    There’s a particular reason why I read this particular post with particular interest: I adore Beethoven’s symphonies (and his piano sonatas, but that’s beside the point), and yet I simply don’t get the 9th. It falls almost totally flat for me, at least as far as Beethoven’s symphonies go. I have no idea why, and I know everyone else feels quite the opposite. FWIW, I am totally the 7th person…

  • Laird

    Excellent review, Brian; thank you. I have added this one to my book list.

    I’m with Alisa on the 9th: it always seems a bit “over the top” for my taste. I don’t need all those “Big Words” and “vast choruses”. But there’s no denying the effect it (and, for that matter, the rest of Beethoven’s oeuvre) had on Wagner, Mahler, and all those who followed him (Shostakovich, even Stravinsky). Tracing the arc of Beethoven’s musical output is a fascinating exercise; one can witness the transition from the Classical to the Romantic eras. He’s the bridge from Mozart to Brahms.

  • Tracing the arc of Beethoven’s musical output is a fascinating exercise; one can witness the transition from the Classical to the Romantic eras.
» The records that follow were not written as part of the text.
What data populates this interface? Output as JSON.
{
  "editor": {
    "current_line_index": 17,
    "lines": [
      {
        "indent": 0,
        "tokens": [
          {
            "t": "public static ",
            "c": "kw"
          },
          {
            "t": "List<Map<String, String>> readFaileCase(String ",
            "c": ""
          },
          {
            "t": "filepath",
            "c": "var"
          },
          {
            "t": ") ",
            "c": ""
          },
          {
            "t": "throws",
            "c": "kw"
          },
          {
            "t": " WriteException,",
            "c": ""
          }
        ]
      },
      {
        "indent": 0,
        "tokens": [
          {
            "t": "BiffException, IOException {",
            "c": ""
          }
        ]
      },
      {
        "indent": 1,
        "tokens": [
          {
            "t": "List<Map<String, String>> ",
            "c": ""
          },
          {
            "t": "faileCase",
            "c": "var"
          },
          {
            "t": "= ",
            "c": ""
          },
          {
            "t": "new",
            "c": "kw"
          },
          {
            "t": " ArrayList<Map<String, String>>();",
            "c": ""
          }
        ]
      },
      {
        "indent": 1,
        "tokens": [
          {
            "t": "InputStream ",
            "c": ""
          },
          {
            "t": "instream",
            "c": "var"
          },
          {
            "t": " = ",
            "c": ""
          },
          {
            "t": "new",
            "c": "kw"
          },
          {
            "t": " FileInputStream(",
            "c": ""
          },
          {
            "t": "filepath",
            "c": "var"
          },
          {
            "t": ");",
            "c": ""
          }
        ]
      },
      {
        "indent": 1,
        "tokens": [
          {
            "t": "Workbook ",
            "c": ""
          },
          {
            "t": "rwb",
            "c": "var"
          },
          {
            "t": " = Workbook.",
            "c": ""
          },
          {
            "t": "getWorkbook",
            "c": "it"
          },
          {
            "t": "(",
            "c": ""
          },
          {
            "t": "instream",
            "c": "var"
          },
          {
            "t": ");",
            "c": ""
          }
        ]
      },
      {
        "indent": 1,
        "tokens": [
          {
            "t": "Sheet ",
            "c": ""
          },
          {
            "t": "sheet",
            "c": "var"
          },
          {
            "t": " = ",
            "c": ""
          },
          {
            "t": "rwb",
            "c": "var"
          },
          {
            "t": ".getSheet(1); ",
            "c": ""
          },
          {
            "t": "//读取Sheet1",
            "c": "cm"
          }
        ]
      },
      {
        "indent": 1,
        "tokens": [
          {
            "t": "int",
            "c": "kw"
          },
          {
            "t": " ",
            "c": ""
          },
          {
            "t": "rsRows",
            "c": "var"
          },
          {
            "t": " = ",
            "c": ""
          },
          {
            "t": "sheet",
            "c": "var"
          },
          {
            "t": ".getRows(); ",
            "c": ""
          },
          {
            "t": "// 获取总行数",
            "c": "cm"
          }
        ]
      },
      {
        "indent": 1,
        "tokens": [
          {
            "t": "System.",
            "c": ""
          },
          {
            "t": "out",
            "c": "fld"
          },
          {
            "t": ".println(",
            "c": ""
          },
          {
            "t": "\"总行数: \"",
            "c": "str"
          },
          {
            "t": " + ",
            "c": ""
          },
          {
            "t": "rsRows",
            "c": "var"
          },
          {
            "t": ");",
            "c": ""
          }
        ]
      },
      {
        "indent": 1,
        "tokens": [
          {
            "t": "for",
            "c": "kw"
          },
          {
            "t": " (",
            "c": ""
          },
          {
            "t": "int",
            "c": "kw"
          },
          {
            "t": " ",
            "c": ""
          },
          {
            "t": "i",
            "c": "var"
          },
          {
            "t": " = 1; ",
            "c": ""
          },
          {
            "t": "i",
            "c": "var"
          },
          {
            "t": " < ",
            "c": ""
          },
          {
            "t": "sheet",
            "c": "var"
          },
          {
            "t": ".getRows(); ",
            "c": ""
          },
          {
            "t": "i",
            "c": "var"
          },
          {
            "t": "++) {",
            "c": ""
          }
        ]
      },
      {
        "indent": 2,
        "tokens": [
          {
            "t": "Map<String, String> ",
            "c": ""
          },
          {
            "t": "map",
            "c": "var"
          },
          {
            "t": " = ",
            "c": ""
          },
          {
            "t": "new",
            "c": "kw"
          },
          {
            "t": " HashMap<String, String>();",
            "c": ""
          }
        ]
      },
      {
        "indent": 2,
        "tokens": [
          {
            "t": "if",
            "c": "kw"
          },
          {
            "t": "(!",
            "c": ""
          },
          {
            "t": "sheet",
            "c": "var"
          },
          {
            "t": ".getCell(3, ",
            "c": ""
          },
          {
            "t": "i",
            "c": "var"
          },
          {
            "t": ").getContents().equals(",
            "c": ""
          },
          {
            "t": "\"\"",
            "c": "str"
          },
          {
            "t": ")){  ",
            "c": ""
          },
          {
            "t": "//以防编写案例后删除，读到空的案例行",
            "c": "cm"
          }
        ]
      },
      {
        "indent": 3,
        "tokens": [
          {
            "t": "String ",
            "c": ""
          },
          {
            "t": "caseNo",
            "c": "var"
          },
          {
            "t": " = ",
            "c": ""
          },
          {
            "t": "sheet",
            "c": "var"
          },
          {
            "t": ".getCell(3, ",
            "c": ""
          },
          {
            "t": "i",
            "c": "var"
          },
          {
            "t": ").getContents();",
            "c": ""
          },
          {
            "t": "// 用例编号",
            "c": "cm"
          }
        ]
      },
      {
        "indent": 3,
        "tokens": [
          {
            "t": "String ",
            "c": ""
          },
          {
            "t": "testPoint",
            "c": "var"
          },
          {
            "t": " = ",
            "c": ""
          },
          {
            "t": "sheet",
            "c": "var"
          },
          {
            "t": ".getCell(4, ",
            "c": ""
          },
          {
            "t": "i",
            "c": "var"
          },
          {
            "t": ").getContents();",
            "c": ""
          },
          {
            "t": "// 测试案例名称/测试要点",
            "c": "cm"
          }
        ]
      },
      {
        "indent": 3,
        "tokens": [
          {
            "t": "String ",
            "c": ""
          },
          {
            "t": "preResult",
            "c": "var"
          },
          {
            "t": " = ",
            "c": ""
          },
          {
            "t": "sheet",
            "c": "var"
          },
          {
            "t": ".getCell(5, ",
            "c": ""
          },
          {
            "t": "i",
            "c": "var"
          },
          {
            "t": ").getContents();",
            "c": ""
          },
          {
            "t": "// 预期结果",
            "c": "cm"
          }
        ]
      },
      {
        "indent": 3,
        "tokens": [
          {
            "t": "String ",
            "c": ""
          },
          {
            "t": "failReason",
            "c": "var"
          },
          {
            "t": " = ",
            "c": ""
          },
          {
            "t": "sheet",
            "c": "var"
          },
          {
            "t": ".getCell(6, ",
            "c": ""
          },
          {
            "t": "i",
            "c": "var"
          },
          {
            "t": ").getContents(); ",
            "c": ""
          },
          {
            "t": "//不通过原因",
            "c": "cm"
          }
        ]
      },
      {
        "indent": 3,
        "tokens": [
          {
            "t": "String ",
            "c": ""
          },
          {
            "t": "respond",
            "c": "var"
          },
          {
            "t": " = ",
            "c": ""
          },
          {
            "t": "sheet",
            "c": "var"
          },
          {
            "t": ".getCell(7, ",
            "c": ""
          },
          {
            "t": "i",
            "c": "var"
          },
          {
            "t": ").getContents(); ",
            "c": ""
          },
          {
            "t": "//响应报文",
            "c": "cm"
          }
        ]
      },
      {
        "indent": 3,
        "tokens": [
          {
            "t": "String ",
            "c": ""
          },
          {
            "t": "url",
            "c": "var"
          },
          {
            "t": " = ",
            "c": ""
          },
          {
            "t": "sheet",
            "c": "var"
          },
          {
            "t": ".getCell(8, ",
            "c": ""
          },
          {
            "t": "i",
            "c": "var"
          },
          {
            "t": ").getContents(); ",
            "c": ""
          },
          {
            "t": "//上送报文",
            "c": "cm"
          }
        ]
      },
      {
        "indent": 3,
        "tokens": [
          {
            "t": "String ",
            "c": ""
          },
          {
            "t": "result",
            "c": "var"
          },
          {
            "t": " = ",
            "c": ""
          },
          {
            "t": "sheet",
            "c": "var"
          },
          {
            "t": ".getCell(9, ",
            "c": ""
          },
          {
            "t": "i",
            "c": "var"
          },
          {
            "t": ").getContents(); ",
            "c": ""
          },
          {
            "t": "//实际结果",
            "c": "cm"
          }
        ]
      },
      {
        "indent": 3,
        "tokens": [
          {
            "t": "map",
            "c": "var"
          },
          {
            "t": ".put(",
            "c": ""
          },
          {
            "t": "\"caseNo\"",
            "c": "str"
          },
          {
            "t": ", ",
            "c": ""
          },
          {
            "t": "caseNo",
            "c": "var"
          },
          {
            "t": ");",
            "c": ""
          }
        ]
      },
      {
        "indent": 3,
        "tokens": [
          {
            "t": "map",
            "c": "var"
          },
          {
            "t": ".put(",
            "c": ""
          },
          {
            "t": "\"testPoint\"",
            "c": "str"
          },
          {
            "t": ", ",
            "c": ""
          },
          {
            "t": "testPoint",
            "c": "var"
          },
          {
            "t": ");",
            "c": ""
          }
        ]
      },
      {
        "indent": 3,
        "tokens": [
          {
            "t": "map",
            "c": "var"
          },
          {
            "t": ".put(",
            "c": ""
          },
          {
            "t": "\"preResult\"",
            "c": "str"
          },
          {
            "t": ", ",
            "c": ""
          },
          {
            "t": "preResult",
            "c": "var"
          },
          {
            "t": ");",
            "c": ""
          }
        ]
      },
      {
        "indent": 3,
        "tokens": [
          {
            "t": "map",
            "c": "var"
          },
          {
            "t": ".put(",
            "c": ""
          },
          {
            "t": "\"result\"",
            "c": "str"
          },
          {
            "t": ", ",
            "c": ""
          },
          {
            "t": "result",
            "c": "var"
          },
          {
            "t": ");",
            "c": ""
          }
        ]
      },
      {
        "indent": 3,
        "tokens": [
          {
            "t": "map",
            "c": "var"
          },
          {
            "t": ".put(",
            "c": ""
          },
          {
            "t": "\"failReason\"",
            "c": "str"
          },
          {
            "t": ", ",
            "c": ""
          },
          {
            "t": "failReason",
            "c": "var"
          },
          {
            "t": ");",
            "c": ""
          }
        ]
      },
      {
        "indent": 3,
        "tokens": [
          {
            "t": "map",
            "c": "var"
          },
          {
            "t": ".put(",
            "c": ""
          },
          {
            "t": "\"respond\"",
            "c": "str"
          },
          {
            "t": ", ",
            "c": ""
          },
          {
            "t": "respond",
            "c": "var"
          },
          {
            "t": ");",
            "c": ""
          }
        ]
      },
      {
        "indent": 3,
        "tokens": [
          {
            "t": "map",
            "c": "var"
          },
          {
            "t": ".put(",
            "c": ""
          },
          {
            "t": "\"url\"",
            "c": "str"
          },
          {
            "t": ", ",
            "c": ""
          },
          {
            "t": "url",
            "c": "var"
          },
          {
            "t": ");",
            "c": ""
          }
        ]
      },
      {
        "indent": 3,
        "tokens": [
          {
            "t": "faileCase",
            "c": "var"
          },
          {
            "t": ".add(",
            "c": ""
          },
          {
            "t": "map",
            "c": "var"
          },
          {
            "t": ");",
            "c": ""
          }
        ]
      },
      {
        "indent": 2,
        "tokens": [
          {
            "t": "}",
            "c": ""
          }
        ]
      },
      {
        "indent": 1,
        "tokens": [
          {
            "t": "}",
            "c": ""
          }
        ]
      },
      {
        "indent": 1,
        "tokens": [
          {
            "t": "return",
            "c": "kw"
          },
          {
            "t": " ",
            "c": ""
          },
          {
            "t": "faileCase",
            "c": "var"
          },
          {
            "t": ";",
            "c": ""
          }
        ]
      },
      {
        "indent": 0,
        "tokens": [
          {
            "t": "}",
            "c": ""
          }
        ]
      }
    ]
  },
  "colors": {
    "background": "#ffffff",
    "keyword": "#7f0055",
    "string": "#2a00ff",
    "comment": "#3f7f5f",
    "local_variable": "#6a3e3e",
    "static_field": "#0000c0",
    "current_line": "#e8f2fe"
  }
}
He’s the bridge from Mozart to Brahms.


    But there’s no denying the effect it (and, for that matter, the rest of Beethoven’s oeuvre) had on Wagner, Mahler, and all those who followed him (Shostakovich, even Stravinsky).

    Now I know why it doesn’t do it for me – it all went downhill from there…:-)

  • Beethoven’s Ninth either astonishes me, or bores me half to death, depending on the performance and, I suspect, my mood. I heard a superbly played performance of it at the Proms a few years ago. I couldn’t wait for it to finish. The perfection of the playing (by the Los Angeles Philharmonic) only made it, to me, all the more boring. Was it me? Was it the performance?

    Recently, because of reading this book, I played various CD performances of the piece through. Two (including one conducted by Abbado that got rave reviews all round) sounded totally boring, and made the thing sound downright ineptly composed. Then, just when I was ready to agree with Alisa that this is a ridiculous piece, I put on another CD and, perhaps because I was expecting only more tedium, was suddenly gripped, right to the end. It seems that the Ninth either grabs me by the soul, or else flops pathetically. There seem to be no half measures. I never think it’s quite good, or for that matter quite bad. Either wondrous, or absurd. Either heaven storming, or ridiculously plodding and primitive and tuneless (apart from the last movement with The Tune) and oafish. Either Beethoven’s best symphony, or by far his worst.

    Very strange.

  • Like I said, it’s still a Beethoven symphony, with all that it implies. It’s like watching your favorite director’s worst flop: if it was a movie made by anyone else, you’d call it a gem…

    The 9th last (tunish) movement suffers from the same problem the 1st one (tunish) of the 5th does: it has been played to death.